A good number of years in the making, Bessie is a HBO biopic chronicling the life of Bessie Smith, aka The Empress of the Blues. Queen Latifah does a fine job not only depicting Bessie’s both irascible and generous personality but sings some of her big hits that add to the overall verisimilitude of the film.
Bessie’s parents died when she was very young so her older sister Viola took over raising all of the younger siblings in the family. There is no evidence however that Viola acted punitively in raising Bessie and that there was this great conflict between them. This is one instance in the film where history was bent in order to perhaps give the story some extra needed conflict.
Bessie’s relationship to the noted blues singer, Ma Rainey (played convincingly by Mo’Nique), also was altered somewhat to perhaps give the narrative a little more spice. In reality, Bessie first became associated with Ma Rainey at the much younger age of 14. There is also little evidence that Bessie and Ma Rainey were at odds with each other and had a falling out over a purported rivalry. Later in the film Ma Rainey is seen to be joyfully dancing to one of Bessie’s records and that’s consistent with an account from Rainey’s accompanist (as noted in the article “How Accurate is Bessie?” by Laura Bradley in Slate Magazine).
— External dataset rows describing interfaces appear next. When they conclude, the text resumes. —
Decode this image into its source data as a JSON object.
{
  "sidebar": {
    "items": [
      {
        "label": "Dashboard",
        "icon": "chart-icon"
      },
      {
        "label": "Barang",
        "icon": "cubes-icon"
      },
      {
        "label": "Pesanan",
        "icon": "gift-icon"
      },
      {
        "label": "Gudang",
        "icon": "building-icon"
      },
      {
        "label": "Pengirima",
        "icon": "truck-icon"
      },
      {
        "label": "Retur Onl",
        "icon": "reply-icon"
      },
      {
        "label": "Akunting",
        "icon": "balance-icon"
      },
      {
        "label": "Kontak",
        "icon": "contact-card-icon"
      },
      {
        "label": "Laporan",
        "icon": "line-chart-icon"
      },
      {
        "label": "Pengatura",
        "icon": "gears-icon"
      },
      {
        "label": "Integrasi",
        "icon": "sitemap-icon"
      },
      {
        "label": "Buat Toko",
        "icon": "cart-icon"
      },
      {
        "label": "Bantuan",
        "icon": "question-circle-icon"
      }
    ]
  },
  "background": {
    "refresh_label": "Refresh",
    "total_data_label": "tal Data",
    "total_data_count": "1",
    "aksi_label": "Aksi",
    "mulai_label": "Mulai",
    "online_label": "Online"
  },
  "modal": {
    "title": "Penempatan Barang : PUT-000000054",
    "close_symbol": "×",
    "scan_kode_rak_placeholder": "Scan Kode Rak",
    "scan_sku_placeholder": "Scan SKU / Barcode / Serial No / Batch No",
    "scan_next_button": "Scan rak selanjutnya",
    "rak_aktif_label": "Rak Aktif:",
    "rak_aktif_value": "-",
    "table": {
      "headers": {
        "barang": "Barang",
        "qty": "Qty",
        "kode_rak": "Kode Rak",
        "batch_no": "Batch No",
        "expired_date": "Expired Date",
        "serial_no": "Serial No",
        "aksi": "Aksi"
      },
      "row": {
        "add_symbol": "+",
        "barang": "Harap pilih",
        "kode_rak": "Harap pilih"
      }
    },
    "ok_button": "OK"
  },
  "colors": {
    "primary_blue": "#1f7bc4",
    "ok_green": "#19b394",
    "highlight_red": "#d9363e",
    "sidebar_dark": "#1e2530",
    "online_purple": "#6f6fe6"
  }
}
Bessie’s relationship to her second husband, Jack Gee (played by the excellent Michael K. Williams of Boardwalk Empire fame), is fairly accurate, culminating in the true-to-life abduction of Bessie’s adopted son by Gee, who left her after Bessie found out he backed a rival singer.
There are many more interesting things we find out about Bessie throughout the narrative—I found the scene of her first recording with Columbia Records fascinating as the primitive nature of recording music at that time (Bessie sings into a large drum) is quite apparent.
Other scenes prove quite gripping including Bessie being stabbed in her hometown after an argument in a club, her encounter with a racist novelist at an upscale part in New York City as well as Bessie chasing a bunch of Ku Klux Klansmen away from one of her tent concerts down south.
With changing musical tastes, Bessie’s popularity dwindled somewhat in the 1930’s. It was up to famed producer John Hammond, to arrange for Bessie’s big comeback concert and last recordings in NYC. But Hammond was quoted as saying much later on that he was a little disappointed that Bessie declined to sing her trademark blues substituting more popular big band songs of the time.
Writer/director Dee Ree’s decision not to depict the car crash that claimed the life of Bessie Smith may have been a missed opportunity to clear up a persistent myth about her death promulgated by the likes of such luminaries as playwright Edward Albee in his play “The Death of Bessie Smith.” It was Albee’s thesis that Smith may have survived the car crash had she been allowed admittance to a nearby “whites only” hospital. The truth of the matter was that Bessie already was severely injured having lost a large amount of blood with part of her arm being severed. In addition, due to the racism of the times, no hospital that catered to whites would have considered treating Bessie, and those at the scene of the crash would not have considering bringing her to one.
Bessie is a well-done biopic that captures the life and times of Bessie Smith. Queen Latifah does an excellent job in depicting the positive and negative sides of the famed singer’s personality. In the name of dramatic license, some conflict between the characters was invented to enhance the story. Other events feel a bit rushed—although most of events depicted are fairly true to life. Bessie is recommended as it depicts an important chapter in both African-American and American musical history.